Meanwhile, on day two of the conference, IdeAlliance had what amounted to a five-hour intervention session for attendees entitled, “Managing in a Time of Upheaval.” The point, association CEO David Steinhardt said, was to initiate a “reengagement, a new conversation, with the industry. There is a great deal of fear.” The brainstorming session was intended to force a new look at the dynamics of the supply chain. “The supply chain is changing, and the structure has not kept up,” he said. “We wanted to pause and reflect on what the key directions are that we want to move the supply chain.”
Steinhardt said there were five key takeaways, which the association will take back and work on, with plans to issue a report at next year’s conference:
• The need in the market for an improved image campaign around the value of print media.
• The need to redefine the print supply chain as the media supply chain.
• The need to continue to drive costs and inefficiencies out of the chain.
• Training.
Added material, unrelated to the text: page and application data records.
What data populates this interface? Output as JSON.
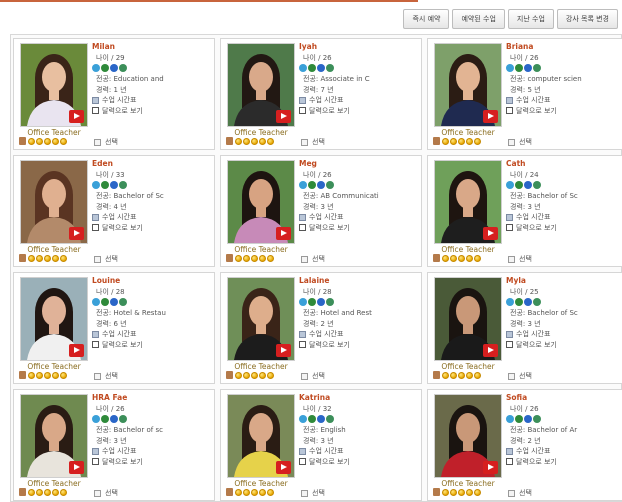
{
  "tabs": [
    "즉시 예약",
    "예약된 수업",
    "지난 수업",
    "강사 목록 변경"
  ],
  "labels": {
    "age_prefix": "나이 / ",
    "major_prefix": "전공: ",
    "exp_prefix": "경력: ",
    "schedule": "수업 시간표",
    "calendar": "달력으로 보기",
    "select": "선택",
    "job": "Office Teacher"
  },
  "colors": {
    "accent": "#c04a20",
    "play": "#d61f1f"
  },
  "teachers": [
    {
      "name": "Milan",
      "age": "29",
      "major": "Education and",
      "exp": "1 년",
      "photo": {
        "bg": "#6a8a3a",
        "hair": "#3a2418",
        "skin": "#e8bfa0",
        "shirt": "#e9e4f0"
      }
    },
    {
      "name": "Iyah",
      "age": "26",
      "major": "Associate in C",
      "exp": "7 년",
      "photo": {
        "bg": "#4f7a4a",
        "hair": "#221813",
        "skin": "#d9a98a",
        "shirt": "#2b2b2b"
      }
    },
    {
      "name": "Briana",
      "age": "26",
      "major": "computer scien",
      "exp": "5 년",
      "photo": {
        "bg": "#7ea06a",
        "hair": "#2b1c14",
        "skin": "#e2b493",
        "shirt": "#1f2a50"
      }
    },
    {
      "name": "Eden",
      "age": "33",
      "major": "Bachelor of Sc",
      "exp": "4 년",
      "photo": {
        "bg": "#8a6848",
        "hair": "#5a3422",
        "skin": "#e0b090",
        "shirt": "#b38a6a"
      }
    },
    {
      "name": "Meg",
      "age": "26",
      "major": "AB Communicati",
      "exp": "3 년",
      "photo": {
        "bg": "#5c8a48",
        "hair": "#1d1410",
        "skin": "#d7a382",
        "shirt": "#c78ab8"
      }
    },
    {
      "name": "Cath",
      "age": "24",
      "major": "Bachelor of Sc",
      "exp": "3 년",
      "photo": {
        "bg": "#6fa05a",
        "hair": "#1e1510",
        "skin": "#d9a888",
        "shirt": "#1e1e1e"
      }
    },
    {
      "name": "Louine",
      "age": "28",
      "major": "Hotel & Restau",
      "exp": "6 년",
      "photo": {
        "bg": "#9ab0b8",
        "hair": "#201612",
        "skin": "#e0b298",
        "shirt": "#f0f0f0"
      }
    },
    {
      "name": "Lalaine",
      "age": "28",
      "major": "Hotel and Rest",
      "exp": "2 년",
      "photo": {
        "bg": "#6f8f58",
        "hair": "#3a2418",
        "skin": "#deae8c",
        "shirt": "#1c1c1c"
      }
    },
    {
      "name": "Myla",
      "age": "25",
      "major": "Bachelor of Sc",
      "exp": "3 년",
      "photo": {
        "bg": "#4a5a38",
        "hair": "#1a1410",
        "skin": "#c99878",
        "shirt": "#1a1a1a"
      }
    },
    {
      "name": "HRA Fae",
      "age": "26",
      "major": "Bachelor of sc",
      "exp": "3 년",
      "photo": {
        "bg": "#6f8a50",
        "hair": "#2a1c14",
        "skin": "#d9a888",
        "shirt": "#e8e4dc"
      }
    },
    {
      "name": "Katrina",
      "age": "32",
      "major": "English",
      "exp": "3 년",
      "photo": {
        "bg": "#7a8a58",
        "hair": "#2a1c14",
        "skin": "#d9a888",
        "shirt": "#e6d24a"
      }
    },
    {
      "name": "Sofia",
      "age": "26",
      "major": "Bachelor of Ar",
      "exp": "2 년",
      "photo": {
        "bg": "#6a6a4a",
        "hair": "#1a1410",
        "skin": "#c99878",
        "shirt": "#c0202a"
      }
    }
  ]
}
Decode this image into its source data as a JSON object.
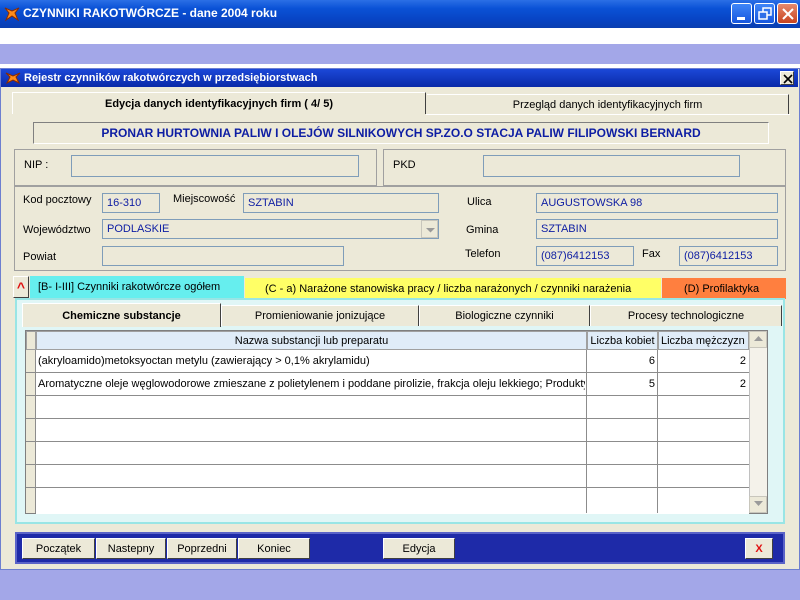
{
  "app": {
    "title": "CZYNNIKI RAKOTWÓRCZE  - dane 2004 roku"
  },
  "window": {
    "title": "Rejestr czynników rakotwórczych w przedsiębiorstwach",
    "close_label": "×"
  },
  "top_tabs": [
    {
      "label": "Edycja danych identyfikacyjnych firm (  4/  5)",
      "active": true
    },
    {
      "label": "Przegląd danych identyfikacyjnych firm",
      "active": false
    }
  ],
  "firm_name": "PRONAR HURTOWNIA PALIW I OLEJÓW SILNIKOWYCH SP.ZO.O STACJA PALIW FILIPOWSKI BERNARD",
  "form": {
    "nip_label": "NIP :",
    "nip_value": "",
    "pkd_label": "PKD",
    "pkd_value": "",
    "kod_label": "Kod pocztowy",
    "kod_value": "16-310",
    "miejscowosc_label": "Miejscowość",
    "miejscowosc_value": "SZTABIN",
    "ulica_label": "Ulica",
    "ulica_value": "AUGUSTOWSKA 98",
    "wojewodztwo_label": "Województwo",
    "wojewodztwo_value": "PODLASKIE",
    "gmina_label": "Gmina",
    "gmina_value": "SZTABIN",
    "powiat_label": "Powiat",
    "powiat_value": "",
    "telefon_label": "Telefon",
    "telefon_value": "(087)6412153",
    "fax_label": "Fax",
    "fax_value": "(087)6412153"
  },
  "category_tabs": {
    "caret": "^",
    "b": "[B- I-III]  Czynniki rakotwórcze ogółem",
    "c": "(C - a)  Narażone stanowiska pracy / liczba narażonych / czynniki narażenia",
    "d": "(D)  Profilaktyka"
  },
  "sub_tabs": [
    "Chemiczne substancje",
    "Promieniowanie jonizujące",
    "Biologiczne czynniki",
    "Procesy technologiczne"
  ],
  "grid": {
    "headers": [
      "Nazwa substancji lub preparatu",
      "Liczba kobiet",
      "Liczba mężczyzn"
    ],
    "rows": [
      {
        "name": "(akryloamido)metoksyoctan metylu (zawierający > 0,1% akrylamidu)",
        "women": "6",
        "men": "2"
      },
      {
        "name": "Aromatyczne oleje węglowodorowe zmieszane z polietylenem i poddane pirolizie, frakcja oleju lekkiego; Produkty",
        "women": "5",
        "men": "2"
      }
    ]
  },
  "nav": {
    "start": "Początek",
    "next": "Nastepny",
    "prev": "Poprzedni",
    "end": "Koniec",
    "edit": "Edycja",
    "close": "X"
  },
  "colors": {
    "titlebar": "#0a52d6",
    "tab_b": "#66eeee",
    "tab_c": "#ffff66",
    "tab_d": "#ff7f3f",
    "nav_bar": "#1e2aa8",
    "field_text": "#0d1da3"
  }
}
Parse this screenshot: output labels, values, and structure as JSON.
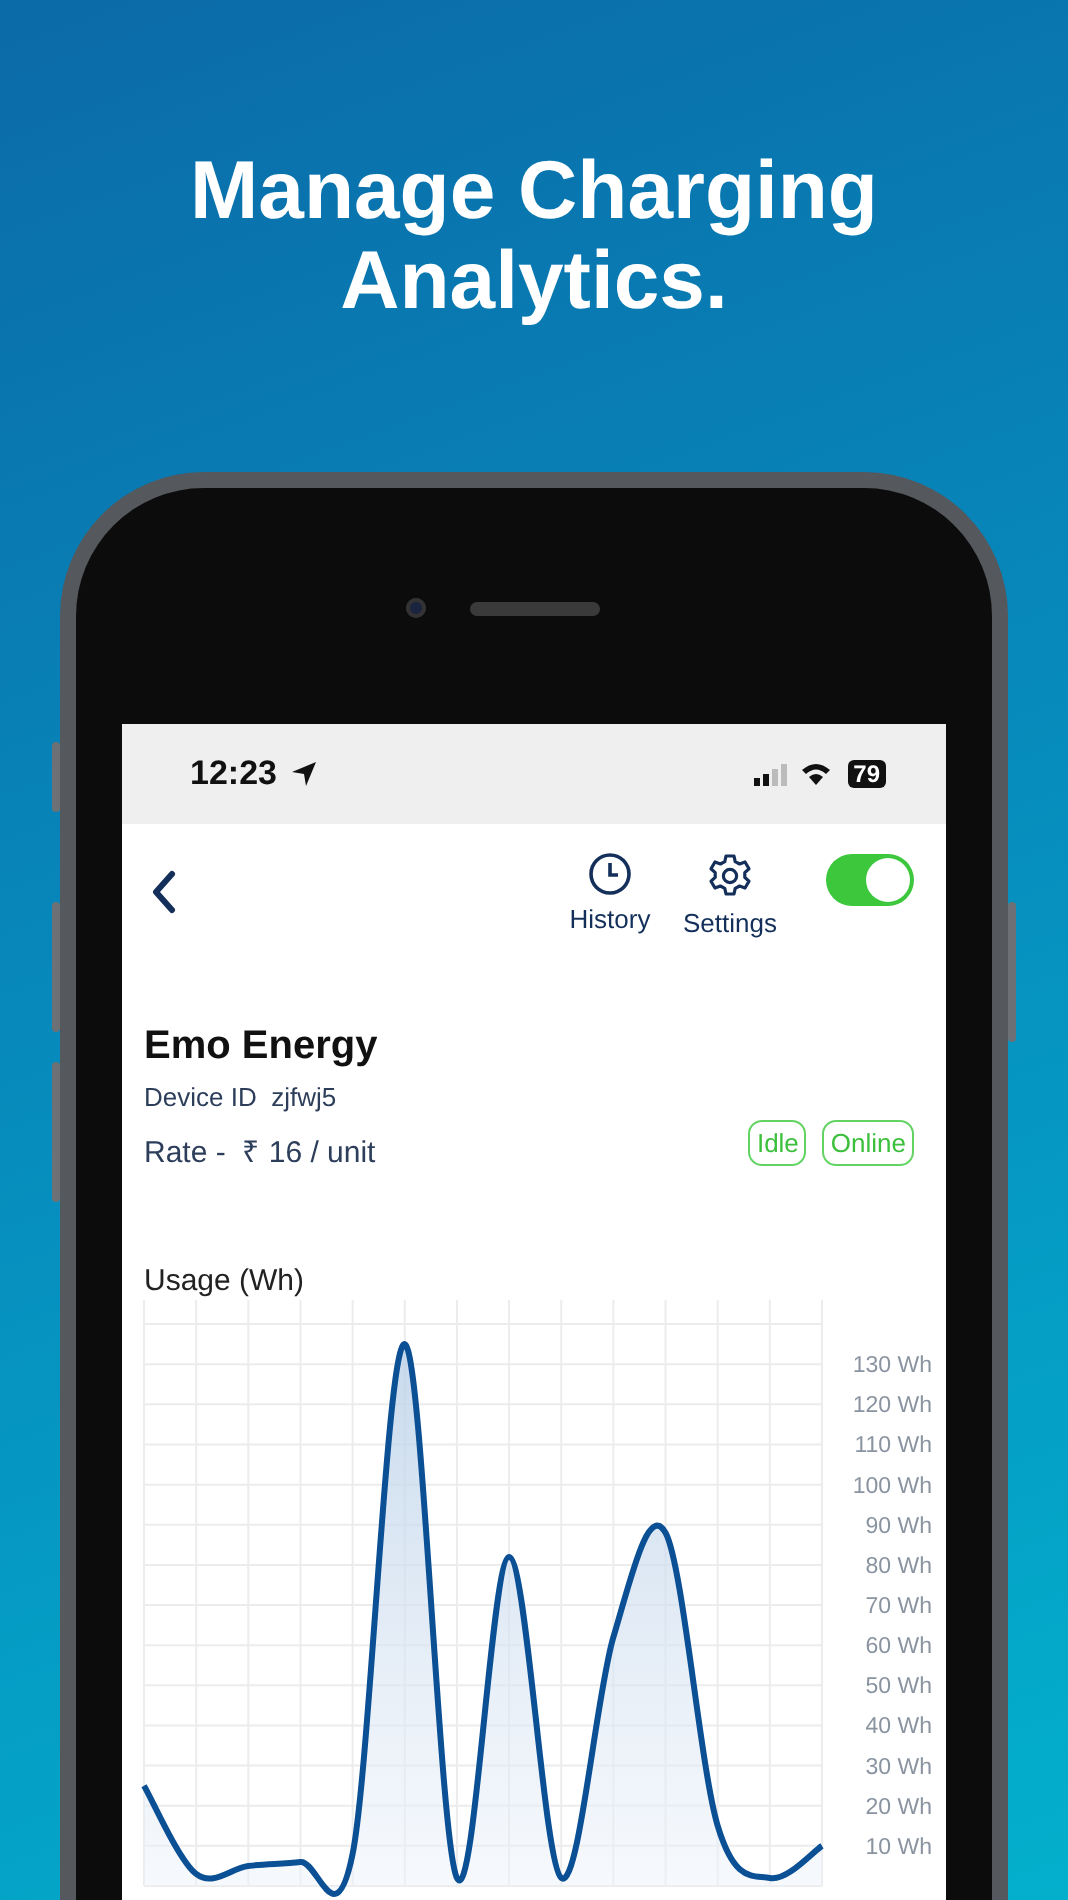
{
  "headline": "Manage Charging Analytics.",
  "status_bar": {
    "time": "12:23",
    "battery": "79"
  },
  "toolbar": {
    "actions": [
      {
        "kind": "history",
        "label": "History"
      },
      {
        "kind": "settings",
        "label": "Settings"
      }
    ],
    "power_toggle": {
      "on": true
    }
  },
  "device": {
    "name": "Emo Energy",
    "device_id": "Device ID  zjfwj5",
    "rate": "Rate -  ₹ 16 / unit",
    "badges": [
      {
        "label": "Idle"
      },
      {
        "label": "Online"
      }
    ]
  },
  "usage": {
    "title": "Usage (Wh)",
    "chart_data": {
      "type": "area",
      "grid": true,
      "series": [
        {
          "color": "#0b4f94",
          "values": [
            25,
            3,
            5,
            6,
            8,
            135,
            2,
            82,
            2,
            62,
            88,
            15,
            2,
            10
          ]
        }
      ],
      "ylim": [
        0,
        146
      ],
      "yticks": [
        {
          "value": 10,
          "label": "10 Wh"
        },
        {
          "value": 20,
          "label": "20 Wh"
        },
        {
          "value": 30,
          "label": "30 Wh"
        },
        {
          "value": 40,
          "label": "40 Wh"
        },
        {
          "value": 50,
          "label": "50 Wh"
        },
        {
          "value": 60,
          "label": "60 Wh"
        },
        {
          "value": 70,
          "label": "70 Wh"
        },
        {
          "value": 80,
          "label": "80 Wh"
        },
        {
          "value": 90,
          "label": "90 Wh"
        },
        {
          "value": 100,
          "label": "100 Wh"
        },
        {
          "value": 110,
          "label": "110 Wh"
        },
        {
          "value": 120,
          "label": "120 Wh"
        },
        {
          "value": 130,
          "label": "130 Wh"
        }
      ]
    }
  }
}
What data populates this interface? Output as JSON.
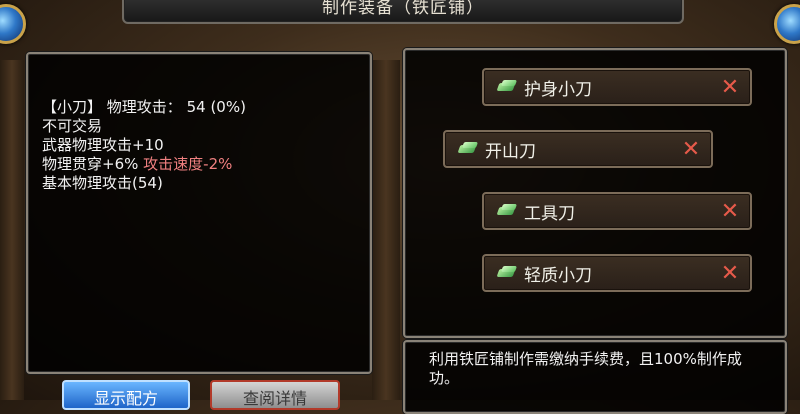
{
  "title": "制作装备（铁匠铺）",
  "item": {
    "line1_name": "【小刀】",
    "line1_stat": "物理攻击：",
    "line1_value": "54 (0%)",
    "line2": "不可交易",
    "line3": "武器物理攻击+10",
    "line4_main": "物理贯穿+6%",
    "line4_penalty": "攻击速度-2%",
    "line5": "基本物理攻击(54)"
  },
  "recipes": [
    {
      "label": "护身小刀",
      "remove": "✕"
    },
    {
      "label": "开山刀",
      "remove": "✕"
    },
    {
      "label": "工具刀",
      "remove": "✕"
    },
    {
      "label": "轻质小刀",
      "remove": "✕"
    }
  ],
  "notice": "利用铁匠铺制作需缴纳手续费，且100%制作成功。",
  "buttons": {
    "show_recipe": "显示配方",
    "view_details": "查阅详情"
  },
  "colors": {
    "penalty": "#f08080",
    "remove_icon": "#e65a4a",
    "primary_button": "#1e64c8"
  }
}
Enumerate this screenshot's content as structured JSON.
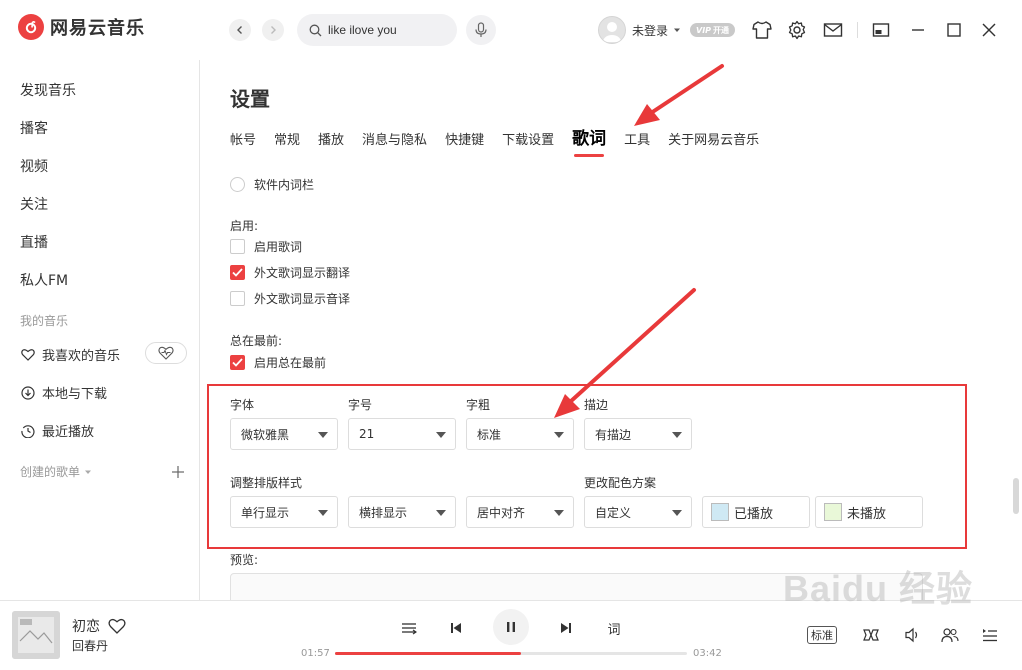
{
  "app": {
    "name": "网易云音乐"
  },
  "search": {
    "value": "like ilove you"
  },
  "user": {
    "name": "未登录",
    "vip_badge": "开通"
  },
  "sidebar": {
    "items": [
      {
        "label": "发现音乐"
      },
      {
        "label": "播客"
      },
      {
        "label": "视频"
      },
      {
        "label": "关注"
      },
      {
        "label": "直播"
      },
      {
        "label": "私人FM"
      }
    ],
    "my_music_header": "我的音乐",
    "my_music": [
      {
        "label": "我喜欢的音乐",
        "icon": "heart-icon"
      },
      {
        "label": "本地与下载",
        "icon": "download-icon"
      },
      {
        "label": "最近播放",
        "icon": "history-icon"
      }
    ],
    "created_playlists_header": "创建的歌单"
  },
  "settings": {
    "title": "设置",
    "tabs": [
      {
        "label": "帐号"
      },
      {
        "label": "常规"
      },
      {
        "label": "播放"
      },
      {
        "label": "消息与隐私"
      },
      {
        "label": "快捷键"
      },
      {
        "label": "下载设置"
      },
      {
        "label": "歌词",
        "active": true
      },
      {
        "label": "工具"
      },
      {
        "label": "关于网易云音乐"
      }
    ],
    "in_app_lyrics_option": "软件内词栏",
    "enable_label": "启用:",
    "enable_lyrics": {
      "label": "启用歌词",
      "checked": false
    },
    "show_translation": {
      "label": "外文歌词显示翻译",
      "checked": true
    },
    "show_romanization": {
      "label": "外文歌词显示音译",
      "checked": false
    },
    "always_on_top_label": "总在最前:",
    "always_on_top": {
      "label": "启用总在最前",
      "checked": true
    },
    "font_label": "字体",
    "font_value": "微软雅黑",
    "size_label": "字号",
    "size_value": "21",
    "weight_label": "字粗",
    "weight_value": "标准",
    "stroke_label": "描边",
    "stroke_value": "有描边",
    "layout_label": "调整排版样式",
    "line_mode_value": "单行显示",
    "orientation_value": "横排显示",
    "align_value": "居中对齐",
    "color_scheme_label": "更改配色方案",
    "color_scheme_value": "自定义",
    "played_color": {
      "label": "已播放",
      "color": "#cfe9f4"
    },
    "unplayed_color": {
      "label": "未播放",
      "color": "#e9f8d8"
    },
    "preview_label": "预览:"
  },
  "player": {
    "song_title": "初恋",
    "artist": "回春丹",
    "current_time": "01:57",
    "total_time": "03:42",
    "progress": 0.527,
    "lyrics_button": "词",
    "quality": "标准"
  },
  "colors": {
    "accent": "#ec4141",
    "annotation": "#e8393a"
  }
}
Downsizing has resulted in a massive amount of expertise leaving the system. This has to be corrected.
• Development of multichannel workflows.
The session, Steinhardt said, did its job. “It was phenomenal,” he said. “We also asked this group to look at association improvement—and encourage associations to make some choices about what they do.”
One participant, Ed Sheehan, executive vice president of sales for World Color, approved of the session. “It was useful,” he said. “There is a sense of panic in the industry, but people have gotten to the point where they’re okay being candid with each other. There is also a sense of trust. This kind of got it out into the open.”